Data records for software interfaces
_ _ _
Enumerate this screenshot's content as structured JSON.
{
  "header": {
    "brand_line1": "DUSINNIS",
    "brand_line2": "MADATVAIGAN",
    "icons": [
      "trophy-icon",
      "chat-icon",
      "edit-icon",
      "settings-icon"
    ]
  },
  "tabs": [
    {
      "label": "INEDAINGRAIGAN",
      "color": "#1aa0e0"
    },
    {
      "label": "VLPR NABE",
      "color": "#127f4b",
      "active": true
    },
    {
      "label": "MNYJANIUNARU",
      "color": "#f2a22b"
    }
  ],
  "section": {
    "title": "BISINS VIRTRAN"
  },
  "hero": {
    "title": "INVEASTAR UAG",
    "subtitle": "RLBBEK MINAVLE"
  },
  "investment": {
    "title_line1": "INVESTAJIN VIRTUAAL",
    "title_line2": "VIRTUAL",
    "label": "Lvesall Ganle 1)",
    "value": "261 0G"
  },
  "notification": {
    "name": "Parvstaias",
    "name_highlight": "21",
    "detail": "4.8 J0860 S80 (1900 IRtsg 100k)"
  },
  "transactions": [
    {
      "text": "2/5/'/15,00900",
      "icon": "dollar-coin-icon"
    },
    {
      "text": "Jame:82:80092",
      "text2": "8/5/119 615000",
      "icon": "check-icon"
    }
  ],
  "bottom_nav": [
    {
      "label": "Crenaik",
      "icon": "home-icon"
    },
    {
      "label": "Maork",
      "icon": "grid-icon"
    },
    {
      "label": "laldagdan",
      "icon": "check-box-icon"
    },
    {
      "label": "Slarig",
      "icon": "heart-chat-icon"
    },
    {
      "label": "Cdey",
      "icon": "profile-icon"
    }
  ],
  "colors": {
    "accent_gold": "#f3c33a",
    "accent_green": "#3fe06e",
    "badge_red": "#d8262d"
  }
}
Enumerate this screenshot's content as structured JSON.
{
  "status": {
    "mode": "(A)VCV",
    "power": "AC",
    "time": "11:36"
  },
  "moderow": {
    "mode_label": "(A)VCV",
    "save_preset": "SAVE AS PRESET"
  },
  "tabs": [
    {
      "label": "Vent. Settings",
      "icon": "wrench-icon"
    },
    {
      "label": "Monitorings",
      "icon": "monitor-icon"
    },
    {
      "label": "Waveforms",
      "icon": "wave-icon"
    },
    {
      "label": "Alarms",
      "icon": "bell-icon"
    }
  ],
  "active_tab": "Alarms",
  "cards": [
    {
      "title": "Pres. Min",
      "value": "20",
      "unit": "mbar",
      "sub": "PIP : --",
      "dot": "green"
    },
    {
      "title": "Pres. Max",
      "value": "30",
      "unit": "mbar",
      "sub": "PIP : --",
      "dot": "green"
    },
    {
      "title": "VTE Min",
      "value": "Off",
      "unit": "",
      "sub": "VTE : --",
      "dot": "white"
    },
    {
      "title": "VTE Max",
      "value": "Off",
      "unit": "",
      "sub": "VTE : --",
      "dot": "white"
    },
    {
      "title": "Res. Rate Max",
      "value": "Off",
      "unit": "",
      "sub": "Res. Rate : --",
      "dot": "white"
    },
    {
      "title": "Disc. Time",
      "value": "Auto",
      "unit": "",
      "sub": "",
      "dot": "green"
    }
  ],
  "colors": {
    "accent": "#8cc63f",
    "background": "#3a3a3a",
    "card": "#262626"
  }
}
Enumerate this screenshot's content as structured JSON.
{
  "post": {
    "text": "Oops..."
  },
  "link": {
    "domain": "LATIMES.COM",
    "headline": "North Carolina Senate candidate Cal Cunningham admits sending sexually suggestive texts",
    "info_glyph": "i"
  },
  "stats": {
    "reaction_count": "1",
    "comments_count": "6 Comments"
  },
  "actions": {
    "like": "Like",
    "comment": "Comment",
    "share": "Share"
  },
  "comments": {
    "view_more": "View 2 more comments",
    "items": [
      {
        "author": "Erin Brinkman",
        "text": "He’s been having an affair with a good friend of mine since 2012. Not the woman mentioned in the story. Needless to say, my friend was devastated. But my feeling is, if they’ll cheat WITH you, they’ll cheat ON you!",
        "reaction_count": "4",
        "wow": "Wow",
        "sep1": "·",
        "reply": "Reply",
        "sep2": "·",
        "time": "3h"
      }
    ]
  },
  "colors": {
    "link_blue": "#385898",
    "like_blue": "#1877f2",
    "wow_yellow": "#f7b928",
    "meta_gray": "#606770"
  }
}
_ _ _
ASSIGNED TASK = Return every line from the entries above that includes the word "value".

EXPECTED ANSWER =
    "value": "261 0G"
      "value": "20",
      "value": "30",
      "value": "Off",
      "value": "Off",
      "value": "Off",
      "value": "Auto",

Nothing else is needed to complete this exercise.